Japanese and Korean cars dominate IIHS safety picks — double last year
20 December 2018 - Autoblog
Only one American car made the list
Double the amount of cars from last year are IIHS Top Safety Pick+ recipients. The number went from 15 for 2018 up to 30 for 2019 model year vehicles. This huge jump is even more significant, because the IIHS made its testing requirements harder to meet. There were 17 more models that just missed the mark for the top award because their headlights didn't get the best rating of "good" available.
The IIHS qualified 70 percent of the vehicles receiving the Top Safety Pick+ award as cars. Small and midsize SUVs made up the other 30 percent of vehicles winning the award. Unsurprisingly, trucks were left completely off all IIHS safety pick lists — the Honda Ridgeline made it in 2018, but dropped off for 2019. Subaru took home more top honors than any other manufacturer with seven. The Forester missed the "Plus" category due to its headlights, but it still qualified for a Top Safety Pick award.
Another notable tidbit we saw is the complete absence of American vehicles on both lists. The only one to make it is the Chrysler Pacifica, and it managed to get the same Top Safety Pick rating as last year. Nearly every other vehicle on the list is either Japanese or Korean. Hyundai had the most vehicles total if you tally from both the Pick and Pick+ lists. A few of the Germans like Mercedes, BMW and Audi made it in, but there isn't a Swede (i.e. Volvo) in sight. The IIHS says this is the case because Volvo is missing passenger-side small overlap front test results.

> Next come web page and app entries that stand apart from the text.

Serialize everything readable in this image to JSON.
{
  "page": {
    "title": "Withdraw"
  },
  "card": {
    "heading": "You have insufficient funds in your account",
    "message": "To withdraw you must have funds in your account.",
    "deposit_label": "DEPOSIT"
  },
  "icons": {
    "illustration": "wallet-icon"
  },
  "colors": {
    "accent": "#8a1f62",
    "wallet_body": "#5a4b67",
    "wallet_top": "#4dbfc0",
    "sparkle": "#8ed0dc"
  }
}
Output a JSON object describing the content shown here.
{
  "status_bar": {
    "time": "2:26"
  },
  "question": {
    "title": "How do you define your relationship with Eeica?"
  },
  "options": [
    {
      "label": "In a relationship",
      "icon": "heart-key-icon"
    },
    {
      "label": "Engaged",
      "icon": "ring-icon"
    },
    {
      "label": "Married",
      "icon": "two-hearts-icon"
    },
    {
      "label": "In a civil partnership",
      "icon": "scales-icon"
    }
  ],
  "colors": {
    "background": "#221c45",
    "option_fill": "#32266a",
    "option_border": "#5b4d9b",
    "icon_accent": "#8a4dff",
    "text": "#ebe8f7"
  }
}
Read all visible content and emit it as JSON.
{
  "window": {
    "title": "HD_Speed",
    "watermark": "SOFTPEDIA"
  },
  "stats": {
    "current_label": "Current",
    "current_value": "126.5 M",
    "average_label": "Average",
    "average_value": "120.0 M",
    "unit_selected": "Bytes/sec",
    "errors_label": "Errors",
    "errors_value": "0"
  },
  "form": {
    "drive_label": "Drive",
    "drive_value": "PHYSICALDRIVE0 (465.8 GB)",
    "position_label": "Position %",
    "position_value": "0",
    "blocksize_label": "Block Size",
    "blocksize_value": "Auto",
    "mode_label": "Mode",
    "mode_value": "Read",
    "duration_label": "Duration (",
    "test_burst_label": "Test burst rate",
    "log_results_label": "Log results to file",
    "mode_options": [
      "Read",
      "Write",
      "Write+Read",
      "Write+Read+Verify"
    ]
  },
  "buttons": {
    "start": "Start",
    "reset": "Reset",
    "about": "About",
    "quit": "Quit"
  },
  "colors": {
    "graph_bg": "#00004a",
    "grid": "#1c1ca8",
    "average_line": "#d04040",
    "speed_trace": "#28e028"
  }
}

Electric vehicles are lacking from the list, too. Only the Kia Niro Plug-In Hybrid made it to represent cars with a plug. Tesla didn't have a single vehicle making the cut for one big reason: The company didn't provide IIHS with any data or vehicles to test, automatically eliminating it from the competition. For all the bragging Tesla likes to do about safety, it's somewhat odd the company didn't want to be rated.

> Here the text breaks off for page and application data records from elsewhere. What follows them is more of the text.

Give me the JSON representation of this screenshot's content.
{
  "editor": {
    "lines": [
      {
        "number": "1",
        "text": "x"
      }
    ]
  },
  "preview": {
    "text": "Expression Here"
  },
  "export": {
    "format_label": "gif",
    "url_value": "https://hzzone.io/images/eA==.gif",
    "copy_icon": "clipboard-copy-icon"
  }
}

In case you were wondering, the IIHS made it tougher to be a Top Safety Pick+ by requiring a higher level of performance from its passenger-side small overlap front crash test. Before, only an "acceptable" rating was necessary, but now it requires a "good" to get full marks. In addition to that, "good"-rated headlights must at least be available for each model. After these tougher criteria, we're left with 57 vehicles total that received either a Top Pick or Top Pick+ from the IIHS. Unfortunately for the auto industry, that's five fewer cars than 2018, despite doubling the number of cars that got Top Safety Pick+ honors.